Jeff Christie knows that there will never be a “Luge Night in Canada.” And that his chances of someday gracing a trading card are slim to none. But a year before the opening ceremonies of the Vancouver Olympics—the biggest sporting event of his life, in his home town to boot—the 26-year-old might reasonably have expected that he and his buddies on Canada’s National Luge Team would have an official corporate patron. However, the feel-good money that businesses have been showering on the country’s 2010 medal hopefuls has somehow failed to fall on the guys and gals who slide feet-first down icy mountains.
So with the countdown clock ticking, Christie and his seven teammates are resorting to desperate measures. At World Cup events this weekend in Calgary, and on the Olympic track in Whistler, B.C. Feb 20-21, Canada’s lugers will be wearing “For Sale” stickers on their helmets in hopes that either pity or patriotism will finally coax a benefactor out of the woodwork. “We’re not looking for millions,” Christie says from Calgary. “Just $250,000 or $300,000.”
In the 14-years the Vancouverite has been on the junior and senior teams, there has never been an overall sponsor. But Christie—who receives personal support from Visa and Diamond Tree Energy—knows what sort of difference it would make. “The personal sponsorship has allowed me to do luge. Period,” he says. “I’m not talking about getting rich, but paying the bills—food, clothing, shelter.”
In the run-up to the Games, Own the Podium, Canada’s winter high-performance program has been helping the lugers with travel and training expenses. But it’s in this one crucial off-season where business backing would really help. The lugers could hold a summer camp, and maybe buy a specialized start-training machine (price tag: $15,000,) and all the other kinds of equipment that top sliding nations like Germany and Italy already enjoy. (Last weekend in Lake Placid, NY, the Canadians turned in their best individual result of the World Cup season, a 4th place finish in the women’s event by Calgary’s Alex Gough. In late January, Canada won silver in the combined—men’s, women’s, and double’s—race in Altenberg, Germany.)
The lugers aren’t just tugging at the heartstrings of Canadians, they are also trying to tweak their funny bones. With the help of a Calgary filmmaker, the team have embarked on a year-long web-based comedy series, I Love a Luger. The shorts will follow the ups and downs of Nikki, a girl with a taste for spandex and those who wear it, and feature regular cameos by members of the Canadian team. “I love a guy who can finish,” Nikki reveals in the initial Valentine’s Day-themed episode. (The website also allows the general public to donate directly to the athletes by buying icons: $10 for the spandex, $20 for the tuques, and $50 for hearts.)
Christie, who figures the sliders might hit an unheard of 160 km/h at Whistler’s super-fast track next weekend, says he hopes the new approach will remind Canadians that the sport is neither strange, nor inaccessible. “That thrill of bombing down a hill on a toboggan is the same one the we get on the track.”
But with just 365 days to go until Games time, the lugers aren’t the only ones begging for one last financial push over the top.
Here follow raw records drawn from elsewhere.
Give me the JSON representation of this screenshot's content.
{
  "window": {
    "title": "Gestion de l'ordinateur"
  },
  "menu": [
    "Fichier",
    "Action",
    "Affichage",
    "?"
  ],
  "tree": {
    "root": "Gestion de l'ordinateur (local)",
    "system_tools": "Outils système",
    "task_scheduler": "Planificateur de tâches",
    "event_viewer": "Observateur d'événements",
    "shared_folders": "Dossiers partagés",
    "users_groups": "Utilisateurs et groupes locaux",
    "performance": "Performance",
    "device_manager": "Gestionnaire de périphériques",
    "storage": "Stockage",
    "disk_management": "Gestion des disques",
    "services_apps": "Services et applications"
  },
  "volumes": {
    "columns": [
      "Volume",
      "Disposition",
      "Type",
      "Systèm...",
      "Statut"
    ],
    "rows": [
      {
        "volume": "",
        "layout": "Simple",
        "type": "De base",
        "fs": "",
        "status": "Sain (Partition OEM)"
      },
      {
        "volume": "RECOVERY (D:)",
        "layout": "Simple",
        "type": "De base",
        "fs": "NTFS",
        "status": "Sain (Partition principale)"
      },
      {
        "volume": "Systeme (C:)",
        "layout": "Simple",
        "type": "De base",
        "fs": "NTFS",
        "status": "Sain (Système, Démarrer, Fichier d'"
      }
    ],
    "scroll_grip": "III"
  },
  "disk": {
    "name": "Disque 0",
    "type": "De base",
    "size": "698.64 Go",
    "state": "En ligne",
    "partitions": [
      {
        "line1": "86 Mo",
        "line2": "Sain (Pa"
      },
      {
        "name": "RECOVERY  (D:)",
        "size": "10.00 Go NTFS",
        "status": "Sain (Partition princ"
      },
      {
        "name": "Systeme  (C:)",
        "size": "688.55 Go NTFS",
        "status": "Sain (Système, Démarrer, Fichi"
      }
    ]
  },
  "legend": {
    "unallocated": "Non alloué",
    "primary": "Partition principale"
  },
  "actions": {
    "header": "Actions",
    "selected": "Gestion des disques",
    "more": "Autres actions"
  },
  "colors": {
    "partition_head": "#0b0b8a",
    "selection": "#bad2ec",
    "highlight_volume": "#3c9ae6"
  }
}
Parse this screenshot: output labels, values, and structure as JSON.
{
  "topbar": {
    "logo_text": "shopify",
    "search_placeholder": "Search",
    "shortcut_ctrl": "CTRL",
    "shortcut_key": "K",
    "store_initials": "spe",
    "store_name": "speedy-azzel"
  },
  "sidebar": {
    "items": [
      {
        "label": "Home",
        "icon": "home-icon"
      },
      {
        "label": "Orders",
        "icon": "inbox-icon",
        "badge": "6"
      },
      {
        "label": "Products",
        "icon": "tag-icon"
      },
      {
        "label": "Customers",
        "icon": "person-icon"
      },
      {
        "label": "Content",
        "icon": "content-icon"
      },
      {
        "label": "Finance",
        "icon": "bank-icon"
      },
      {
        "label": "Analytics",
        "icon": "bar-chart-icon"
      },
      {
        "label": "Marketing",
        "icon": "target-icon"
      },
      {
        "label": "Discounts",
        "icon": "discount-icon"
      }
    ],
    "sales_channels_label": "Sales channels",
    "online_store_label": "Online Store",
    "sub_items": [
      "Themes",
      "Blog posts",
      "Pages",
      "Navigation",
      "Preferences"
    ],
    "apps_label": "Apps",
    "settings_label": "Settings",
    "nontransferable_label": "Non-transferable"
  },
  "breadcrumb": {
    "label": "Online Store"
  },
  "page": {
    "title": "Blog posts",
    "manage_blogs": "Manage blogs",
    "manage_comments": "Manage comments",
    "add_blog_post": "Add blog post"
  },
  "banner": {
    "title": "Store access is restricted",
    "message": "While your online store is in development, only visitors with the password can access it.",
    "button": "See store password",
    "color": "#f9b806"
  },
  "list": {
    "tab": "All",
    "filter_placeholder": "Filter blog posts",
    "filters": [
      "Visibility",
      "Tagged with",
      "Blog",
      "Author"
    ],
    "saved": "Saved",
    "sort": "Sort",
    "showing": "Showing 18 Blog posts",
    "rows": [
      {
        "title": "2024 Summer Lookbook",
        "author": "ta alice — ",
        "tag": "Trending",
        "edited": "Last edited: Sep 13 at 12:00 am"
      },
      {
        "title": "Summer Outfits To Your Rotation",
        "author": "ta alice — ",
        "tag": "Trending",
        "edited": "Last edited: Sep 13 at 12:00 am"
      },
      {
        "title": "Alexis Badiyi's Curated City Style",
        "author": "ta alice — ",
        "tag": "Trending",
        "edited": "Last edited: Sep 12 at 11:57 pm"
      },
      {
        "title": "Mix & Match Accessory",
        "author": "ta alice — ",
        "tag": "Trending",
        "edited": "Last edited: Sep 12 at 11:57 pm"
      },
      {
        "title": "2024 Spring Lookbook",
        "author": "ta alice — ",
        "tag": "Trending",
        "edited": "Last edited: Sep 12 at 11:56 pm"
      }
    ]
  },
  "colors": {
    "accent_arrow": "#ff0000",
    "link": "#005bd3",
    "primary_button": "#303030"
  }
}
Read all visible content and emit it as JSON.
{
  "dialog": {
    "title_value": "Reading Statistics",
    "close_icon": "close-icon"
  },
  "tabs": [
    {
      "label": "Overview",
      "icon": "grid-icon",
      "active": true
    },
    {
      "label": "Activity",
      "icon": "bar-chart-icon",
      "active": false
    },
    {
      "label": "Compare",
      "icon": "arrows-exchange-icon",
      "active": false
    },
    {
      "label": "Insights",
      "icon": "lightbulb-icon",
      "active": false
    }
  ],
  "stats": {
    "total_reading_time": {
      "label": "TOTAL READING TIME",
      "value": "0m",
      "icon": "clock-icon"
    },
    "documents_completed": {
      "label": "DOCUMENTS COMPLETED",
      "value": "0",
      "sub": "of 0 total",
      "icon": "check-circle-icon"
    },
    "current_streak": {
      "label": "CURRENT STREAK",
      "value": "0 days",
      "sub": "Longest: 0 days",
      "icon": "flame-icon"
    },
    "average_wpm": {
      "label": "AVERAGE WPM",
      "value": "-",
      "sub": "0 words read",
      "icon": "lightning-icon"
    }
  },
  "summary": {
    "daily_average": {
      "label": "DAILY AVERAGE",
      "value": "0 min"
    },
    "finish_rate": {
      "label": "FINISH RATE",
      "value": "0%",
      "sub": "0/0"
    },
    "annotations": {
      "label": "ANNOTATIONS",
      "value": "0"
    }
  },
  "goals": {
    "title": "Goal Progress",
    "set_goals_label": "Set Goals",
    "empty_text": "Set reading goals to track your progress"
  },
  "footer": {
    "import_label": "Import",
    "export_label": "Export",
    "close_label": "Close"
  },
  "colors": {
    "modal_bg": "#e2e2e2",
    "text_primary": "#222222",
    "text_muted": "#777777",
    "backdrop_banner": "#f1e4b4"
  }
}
Last weekend at the World Cup bobsled event at Whistler’s Olympic Sliding Centre, Lyndon Rush, a 28-year-old from Humboldt, SK, posted his best-ever result—4th in the two-man competition along with his brakeman Lascelles Brown. The pair were barely off the track when Rush—taking full advantage of the unusually large complement of Canadian media in attendance—launched into a plea for $150,000 to buy a new, top-of-the-line sled. “Normally we don’t have a chance to finish this high. I mean, I’m driving a 1992 model,” he said. Rush, who’s competing in the shadow of Canada’s number-one pilot, Pierre Leuders, winner of Olympic gold (Nagano, 1998) and silver (Torino, 2006), says he’s got everything lined-up, all he needs is a corporate angel. And if that doesn’t happen? Rush still has a plan. “If I have to remortgage my house I will,” he said. “How many opportunities like this do you have? The Olympic year, and it’s on my home track, and I’m going to have more runs than every other guy in the world, except another Canadian.”